Greek organizations are required to complete multiple trainings, one of which is on drugs and alcohol education. However this semester, many organizations are veering from their usual training and opting for an alternative option.
Drug and alcohol training is nothing new on college campuses. Sonoma State is just one of many schools that have implemented prevention programs to educate students on the dangers of abusing drugs and alcohol. An example is the Drug and Alcohol Prevention Program, the DAAPP. This alternative option has been perceived as additional training which has raised concerns for some students.
According to the Division of Student Affairs, DAAPP is “intended to support student and employee health, safety and security by increasing awareness, preventing abuse, and decreasing potential drug and alcohol related crime.”
“With Greek life being associated with partying across the country, it’s good to learn these things though the [view that] Greek life is not [just about] partying,” said third year kinesiology major, Libby Sarto.
Abbie Page, who is the advisor for Sorority and Fraternity life clears the confusion stating, “Usually, chapters complete the alcohol and drug training in their chapter meeting with a guest speaker or representative from their headquarters, however, this semester we have so many on campus opportunities that may fulfill the requirement as well.”
Save a Seawolf was a program created at SSU to spread awareness about drug and alcohol abuse. Sororities and fraternities have the option to attend one of these events as training in their chapter. The most recent event from the program centered around fentanyl.

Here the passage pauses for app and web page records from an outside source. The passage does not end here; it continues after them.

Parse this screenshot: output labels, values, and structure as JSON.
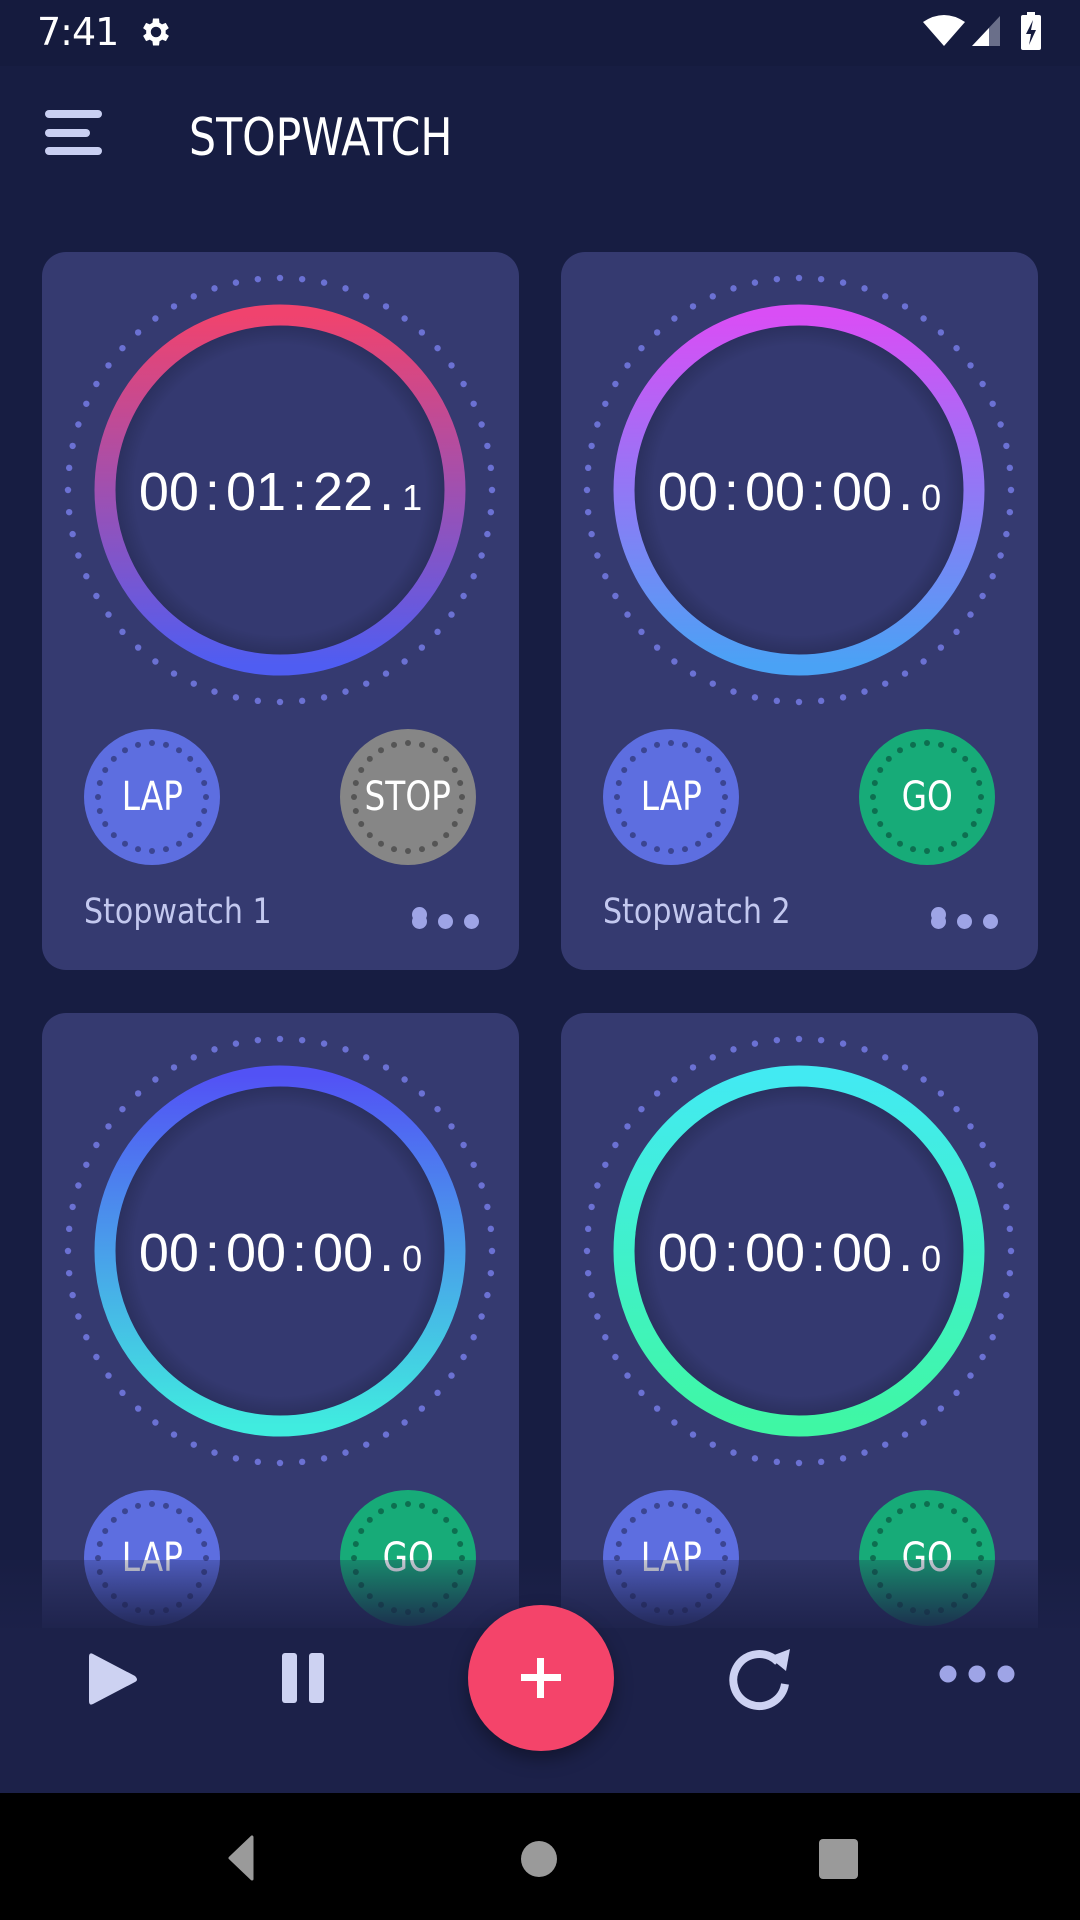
{
  "status_bar": {
    "time": "7:41",
    "icons": [
      "settings-gear-icon",
      "wifi-icon",
      "cell-signal-icon",
      "battery-charging-icon"
    ]
  },
  "header": {
    "menu_icon": "hamburger-menu-icon",
    "title": "STOPWATCH"
  },
  "colors": {
    "background": "#171d42",
    "card": "#353a70",
    "lap_button": "#5d6ee0",
    "stop_button": "#868686",
    "go_button": "#17ab78",
    "fab": "#f4446a",
    "tick_dots": "#6b71d3"
  },
  "stopwatches": [
    {
      "name": "Stopwatch 1",
      "time": {
        "hours": "00",
        "minutes": "01",
        "seconds": "22",
        "tenths": "1"
      },
      "ring_gradient": [
        "#f0436e",
        "#4f5df2"
      ],
      "lap_label": "LAP",
      "action_label": "STOP",
      "action_state": "stop",
      "more_icon": "more-horizontal-icon"
    },
    {
      "name": "Stopwatch 2",
      "time": {
        "hours": "00",
        "minutes": "00",
        "seconds": "00",
        "tenths": "0"
      },
      "ring_gradient": [
        "#d94ef5",
        "#4aa2f5"
      ],
      "lap_label": "LAP",
      "action_label": "GO",
      "action_state": "go",
      "more_icon": "more-horizontal-icon"
    },
    {
      "name": "",
      "time": {
        "hours": "00",
        "minutes": "00",
        "seconds": "00",
        "tenths": "0"
      },
      "ring_gradient": [
        "#5252f5",
        "#40ecdf"
      ],
      "lap_label": "LAP",
      "action_label": "GO",
      "action_state": "go",
      "more_icon": "more-horizontal-icon"
    },
    {
      "name": "",
      "time": {
        "hours": "00",
        "minutes": "00",
        "seconds": "00",
        "tenths": "0"
      },
      "ring_gradient": [
        "#42eaf2",
        "#3ff7a4"
      ],
      "lap_label": "LAP",
      "action_label": "GO",
      "action_state": "go",
      "more_icon": "more-horizontal-icon"
    }
  ],
  "bottom_bar": {
    "buttons": [
      {
        "name": "play-all",
        "icon": "play-icon"
      },
      {
        "name": "pause-all",
        "icon": "pause-icon"
      },
      {
        "name": "add-stopwatch",
        "icon": "plus-icon"
      },
      {
        "name": "reset-all",
        "icon": "refresh-icon"
      },
      {
        "name": "more",
        "icon": "more-horizontal-icon"
      }
    ]
  },
  "nav_bar": {
    "buttons": [
      "back-icon",
      "home-icon",
      "recents-icon"
    ]
  }
}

“I think it’s worth that extra hour if it could save lives,” stated Sarto. “The point of these programs is not to shame people…rather it is teaching us how to be safe and smart.”